Every line below that holds the word "mode" must be listed.

Stored items -
>>>>

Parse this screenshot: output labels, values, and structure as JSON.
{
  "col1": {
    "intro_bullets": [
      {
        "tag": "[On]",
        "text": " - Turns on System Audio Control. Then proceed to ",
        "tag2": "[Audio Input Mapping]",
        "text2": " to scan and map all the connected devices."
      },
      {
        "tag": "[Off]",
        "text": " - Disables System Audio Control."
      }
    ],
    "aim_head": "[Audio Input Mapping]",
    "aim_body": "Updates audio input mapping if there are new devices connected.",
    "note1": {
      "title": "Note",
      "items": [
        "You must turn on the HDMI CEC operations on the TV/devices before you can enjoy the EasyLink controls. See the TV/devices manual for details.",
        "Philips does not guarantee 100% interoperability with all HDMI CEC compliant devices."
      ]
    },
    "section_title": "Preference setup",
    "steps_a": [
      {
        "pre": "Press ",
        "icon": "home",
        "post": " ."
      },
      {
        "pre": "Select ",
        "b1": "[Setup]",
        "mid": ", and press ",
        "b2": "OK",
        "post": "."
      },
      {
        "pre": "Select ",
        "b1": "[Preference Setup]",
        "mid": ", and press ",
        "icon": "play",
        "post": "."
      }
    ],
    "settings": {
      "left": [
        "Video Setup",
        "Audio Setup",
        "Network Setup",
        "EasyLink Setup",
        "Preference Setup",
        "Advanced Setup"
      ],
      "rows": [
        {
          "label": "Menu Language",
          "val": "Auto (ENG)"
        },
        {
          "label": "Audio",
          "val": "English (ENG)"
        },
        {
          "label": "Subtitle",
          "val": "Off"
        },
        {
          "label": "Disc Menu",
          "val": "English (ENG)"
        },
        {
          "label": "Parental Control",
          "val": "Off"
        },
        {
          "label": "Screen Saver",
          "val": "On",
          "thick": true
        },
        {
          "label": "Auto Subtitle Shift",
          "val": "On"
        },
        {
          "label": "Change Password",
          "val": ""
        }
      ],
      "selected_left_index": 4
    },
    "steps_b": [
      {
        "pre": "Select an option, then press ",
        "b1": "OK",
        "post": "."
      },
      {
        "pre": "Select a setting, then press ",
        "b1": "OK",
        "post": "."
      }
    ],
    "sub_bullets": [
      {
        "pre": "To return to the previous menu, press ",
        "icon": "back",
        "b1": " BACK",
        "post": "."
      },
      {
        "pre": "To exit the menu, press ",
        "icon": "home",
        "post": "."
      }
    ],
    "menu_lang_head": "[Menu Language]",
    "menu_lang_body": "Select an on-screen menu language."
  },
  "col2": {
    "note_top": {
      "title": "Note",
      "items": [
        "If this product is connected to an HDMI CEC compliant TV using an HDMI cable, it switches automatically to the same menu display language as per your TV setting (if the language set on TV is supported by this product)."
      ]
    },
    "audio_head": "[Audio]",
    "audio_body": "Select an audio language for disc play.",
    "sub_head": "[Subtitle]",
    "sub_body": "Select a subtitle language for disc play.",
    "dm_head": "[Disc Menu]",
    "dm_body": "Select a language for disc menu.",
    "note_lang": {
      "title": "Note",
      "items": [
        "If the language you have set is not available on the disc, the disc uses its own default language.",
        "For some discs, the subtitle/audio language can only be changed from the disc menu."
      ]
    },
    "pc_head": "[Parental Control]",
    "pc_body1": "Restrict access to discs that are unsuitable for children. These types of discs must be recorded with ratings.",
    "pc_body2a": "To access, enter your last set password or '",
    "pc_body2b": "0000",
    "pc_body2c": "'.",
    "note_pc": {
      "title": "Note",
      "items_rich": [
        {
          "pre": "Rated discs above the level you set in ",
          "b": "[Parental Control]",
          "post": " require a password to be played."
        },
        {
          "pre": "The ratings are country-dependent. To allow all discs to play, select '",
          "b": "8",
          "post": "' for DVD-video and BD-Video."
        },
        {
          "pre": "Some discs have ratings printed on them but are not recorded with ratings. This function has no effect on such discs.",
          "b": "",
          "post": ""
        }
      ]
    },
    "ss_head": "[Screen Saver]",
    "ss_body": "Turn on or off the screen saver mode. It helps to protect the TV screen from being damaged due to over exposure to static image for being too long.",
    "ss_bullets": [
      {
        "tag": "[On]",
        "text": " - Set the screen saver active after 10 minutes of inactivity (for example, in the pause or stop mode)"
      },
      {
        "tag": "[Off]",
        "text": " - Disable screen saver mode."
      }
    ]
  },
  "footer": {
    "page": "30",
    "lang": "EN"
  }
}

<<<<

Response area -
    "ss_body": "Turn on or off the screen saver mode. It helps to protect the TV screen from being damaged due to over exposure to static image for being too long.",
        "text": " - Set the screen saver active after 10 minutes of inactivity (for example, in the pause or stop mode)"
        "text": " - Disable screen saver mode."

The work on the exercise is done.